PROBLEM REQUIREMENTS: Whenever the string "Advanced" turns up in a line below, that line should be copied.

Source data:
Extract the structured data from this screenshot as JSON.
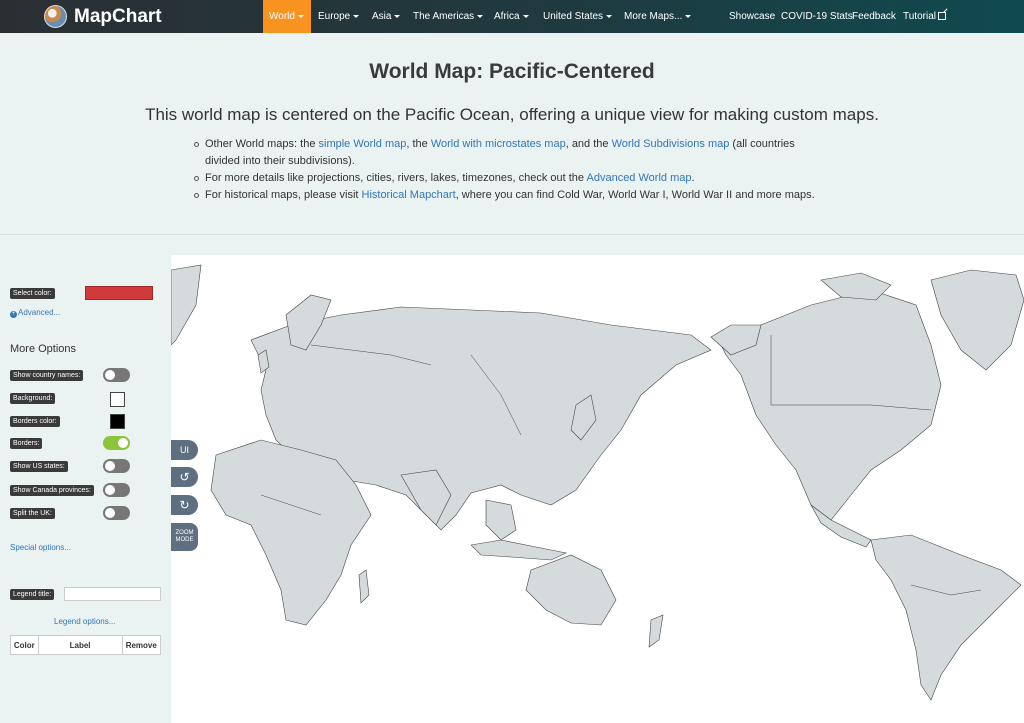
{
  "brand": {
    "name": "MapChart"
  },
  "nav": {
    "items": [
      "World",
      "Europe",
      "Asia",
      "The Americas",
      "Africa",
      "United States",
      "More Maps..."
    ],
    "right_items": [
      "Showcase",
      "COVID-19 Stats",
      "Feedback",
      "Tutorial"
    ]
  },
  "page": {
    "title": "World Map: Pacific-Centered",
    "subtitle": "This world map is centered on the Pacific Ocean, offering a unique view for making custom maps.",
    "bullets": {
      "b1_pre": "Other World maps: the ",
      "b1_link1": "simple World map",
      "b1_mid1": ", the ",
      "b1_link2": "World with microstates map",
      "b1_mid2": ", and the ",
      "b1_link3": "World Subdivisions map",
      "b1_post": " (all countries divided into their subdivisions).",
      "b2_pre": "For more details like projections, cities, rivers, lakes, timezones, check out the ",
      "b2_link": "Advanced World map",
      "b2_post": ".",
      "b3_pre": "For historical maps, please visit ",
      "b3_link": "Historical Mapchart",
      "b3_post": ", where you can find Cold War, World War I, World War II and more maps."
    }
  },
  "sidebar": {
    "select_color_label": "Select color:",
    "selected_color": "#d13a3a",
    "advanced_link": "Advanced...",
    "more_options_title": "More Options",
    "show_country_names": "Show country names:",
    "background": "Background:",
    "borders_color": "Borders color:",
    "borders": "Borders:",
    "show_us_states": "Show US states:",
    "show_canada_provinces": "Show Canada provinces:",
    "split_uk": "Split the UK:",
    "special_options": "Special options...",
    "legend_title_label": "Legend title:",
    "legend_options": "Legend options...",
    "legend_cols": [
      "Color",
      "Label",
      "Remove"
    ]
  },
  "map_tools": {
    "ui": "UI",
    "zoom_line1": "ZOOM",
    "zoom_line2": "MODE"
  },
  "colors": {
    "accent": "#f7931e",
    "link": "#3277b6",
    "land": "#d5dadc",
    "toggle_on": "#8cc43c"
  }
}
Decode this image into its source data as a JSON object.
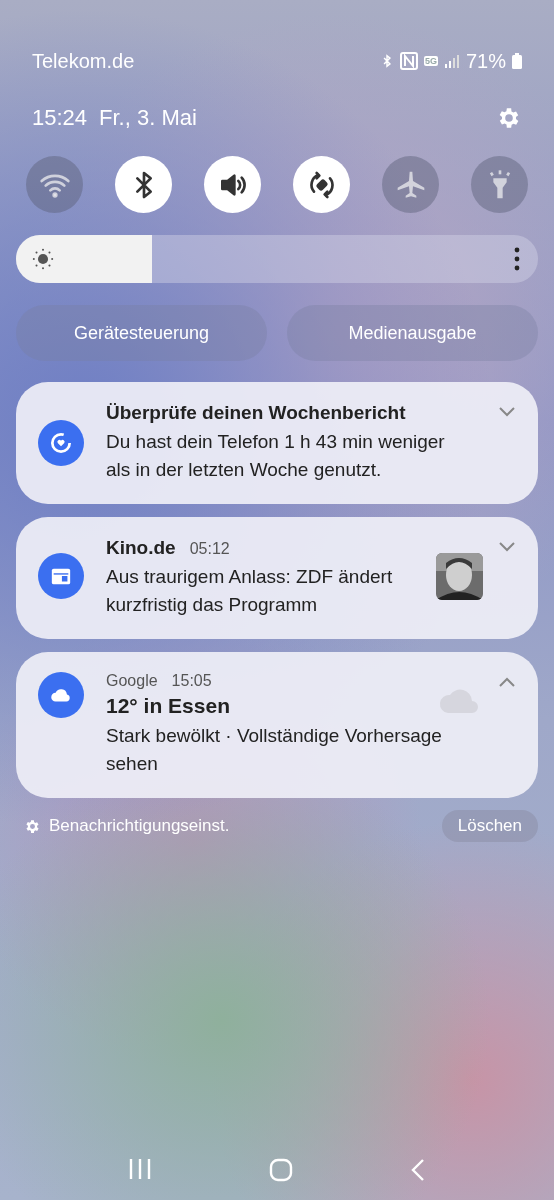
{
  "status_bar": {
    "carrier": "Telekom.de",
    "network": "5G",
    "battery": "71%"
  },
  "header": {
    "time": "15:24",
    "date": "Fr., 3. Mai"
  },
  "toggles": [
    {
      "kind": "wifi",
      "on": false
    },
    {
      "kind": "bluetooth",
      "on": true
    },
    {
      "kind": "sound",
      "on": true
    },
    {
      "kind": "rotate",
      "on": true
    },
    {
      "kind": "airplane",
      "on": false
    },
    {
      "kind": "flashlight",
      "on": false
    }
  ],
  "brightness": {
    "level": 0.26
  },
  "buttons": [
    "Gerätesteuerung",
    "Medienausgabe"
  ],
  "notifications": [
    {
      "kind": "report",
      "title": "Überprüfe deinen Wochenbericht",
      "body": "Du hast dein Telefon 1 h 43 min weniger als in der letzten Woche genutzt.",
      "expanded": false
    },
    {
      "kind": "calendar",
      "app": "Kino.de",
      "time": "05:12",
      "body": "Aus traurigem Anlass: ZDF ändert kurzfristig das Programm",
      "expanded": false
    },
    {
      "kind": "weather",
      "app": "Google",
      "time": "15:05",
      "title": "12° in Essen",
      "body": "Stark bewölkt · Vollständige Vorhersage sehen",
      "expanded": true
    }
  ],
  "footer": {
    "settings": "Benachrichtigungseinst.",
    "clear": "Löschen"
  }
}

OUTPUT:
      "b2_link": "Advanced World map",
    "advanced_link": "Advanced...",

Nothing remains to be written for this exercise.